A while ago, a friend posted an excerpt, from author Brianna Wiest, on social media about self-care that really resonated with me. It spoke to how I’ve started to view my life. I find myself recalling her ideas as I contemplate my goals for this New Year. She stated that self-care is about creating a life you actually want to participate in and enjoy. “[Self-care] is often doing the ugliest thing that you have to do.”
Goals are pretty. They make pretty pictures for the future. They serve as inspiration for the next 12 months. But they can also gloss over the harder, more difficult parts of life that really need to be addressed. With Ms. Wiest’s words as inspiration, I asked myself a new question. What is the ugliest thing I need to do? Which leads to the practical question, how am I going to do that?
This means digging into those problems I ignore or reflecting on my own bad habits that can drag down everything in my day.
One simple example that comes to mind immediately is my evening routine. I regularly promise myself that I’m going to do so much after the kids go to bed. Somehow, I fool myself into thinking I will become significantly more productive after 9 PM. (I can feel your collective eyes roll even as I write this!) Their doors close for the night and suddenly my body carries me to the couch to sit and decompress. There’s nothing wrong with that. The problem comes when I stay in that spot for hours, doing stupid things that aren’t important, in order to procrastinate from doing the thousands of chores I’d swore I do but that now completely overwhelm me. At the end of the night, I go to bed way too late, having accomplished way too little, and carrying way too much guilt about the whole thing. You can probably relate to this. This feels like a pretty normal mom issue.
So, how do I dig into the ugly of this dysfunctional cycle? When their doors close at night, I need to decide what minimum absolutely has to be done then do ONLY that thing or two. It will get ugly I’m sure. I want to sit and be done. I also want to pretend that I will suddenly get a miraculous second wind to finish everything I’d hope. But, I know I won’t. Instead, I need to take fifteen or thirty minutes, finish the minimum necessary, followed by time to actually decompress then go to bed, without guilt.
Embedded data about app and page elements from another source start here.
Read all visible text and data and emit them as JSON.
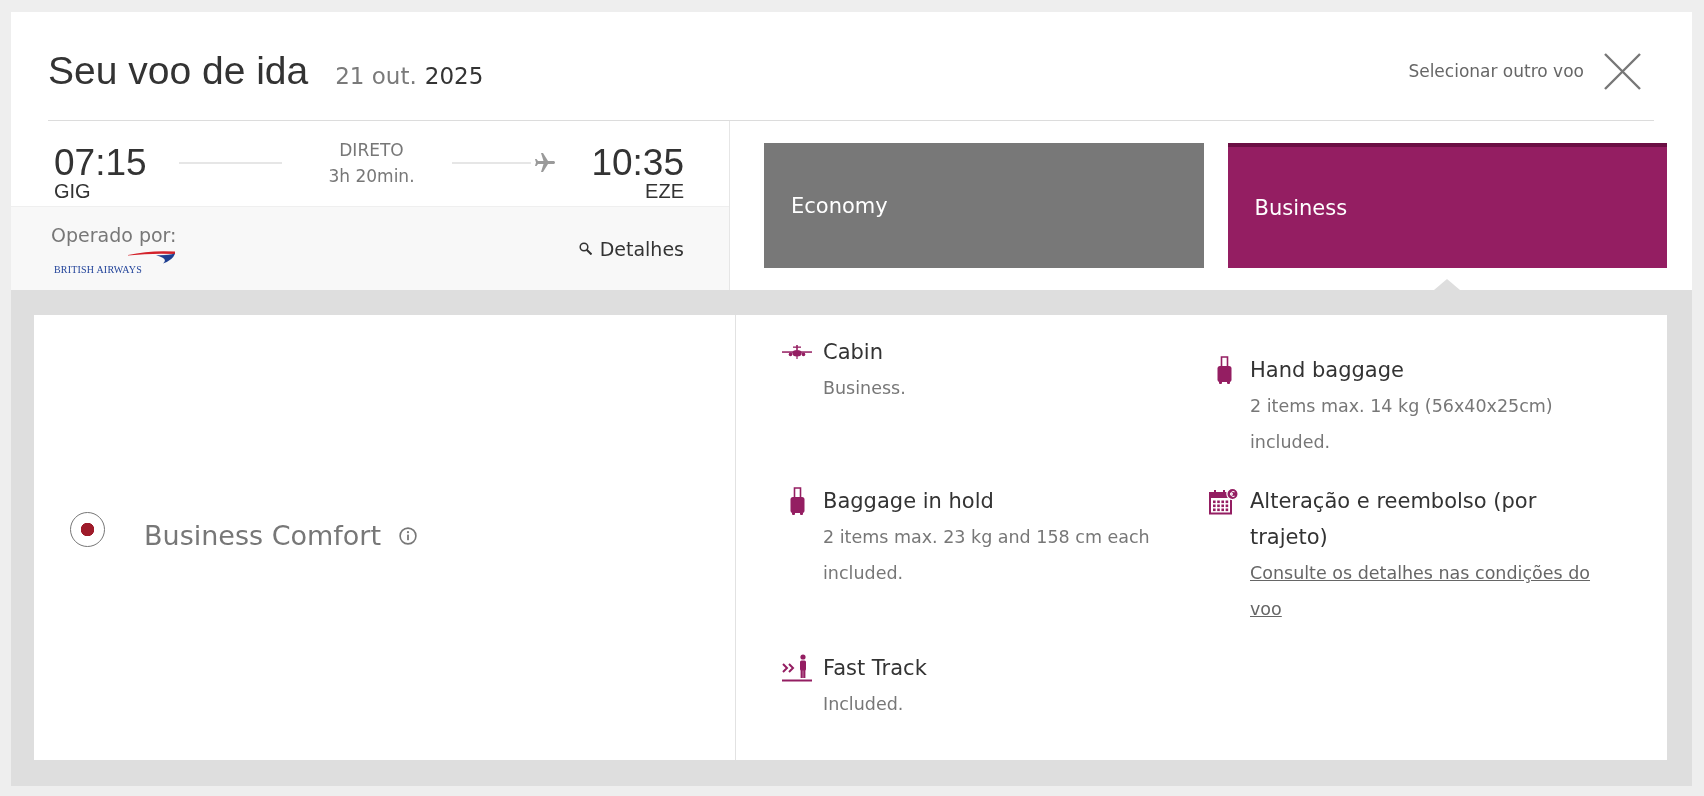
{
  "header": {
    "title": "Seu voo de ida",
    "date": "21 out.",
    "year": "2025",
    "change_flight_link": "Selecionar outro voo"
  },
  "flight": {
    "departure": {
      "time": "07:15",
      "airport": "GIG"
    },
    "stops": "DIRETO",
    "duration": "3h 20min.",
    "arrival": {
      "time": "10:35",
      "airport": "EZE"
    },
    "operated_by_label": "Operado por:",
    "airline_logo_text": "BRITISH AIRWAYS",
    "details_link": "Detalhes"
  },
  "cabin_tabs": [
    {
      "label": "Economy",
      "selected": false
    },
    {
      "label": "Business",
      "selected": true
    }
  ],
  "fare": {
    "name": "Business Comfort",
    "selected": true
  },
  "features": [
    {
      "kind": "cabin",
      "title": "Cabin",
      "text": "Business."
    },
    {
      "kind": "baggage",
      "title": "Hand baggage",
      "text": "2 items max. 14 kg (56x40x25cm) included."
    },
    {
      "kind": "baggage",
      "title": "Baggage in hold",
      "text": "2 items max. 23 kg and 158 cm each included."
    },
    {
      "kind": "refund",
      "title": "Alteração e reembolso (por trajeto)",
      "link": "Consulte os detalhes nas condições do voo"
    },
    {
      "kind": "fasttrack",
      "title": "Fast Track",
      "text": "Included."
    }
  ]
}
Kick resolutions out the door. It’s time to get messy. Join me in asking yourself . . . what is the ugliest thing that you can do for yourself this year? Set a goal based on that answer. And don’t forget to ask the prettier follow-up. How will your life look different when you’ve actually completed it? Chances are you will love the picture.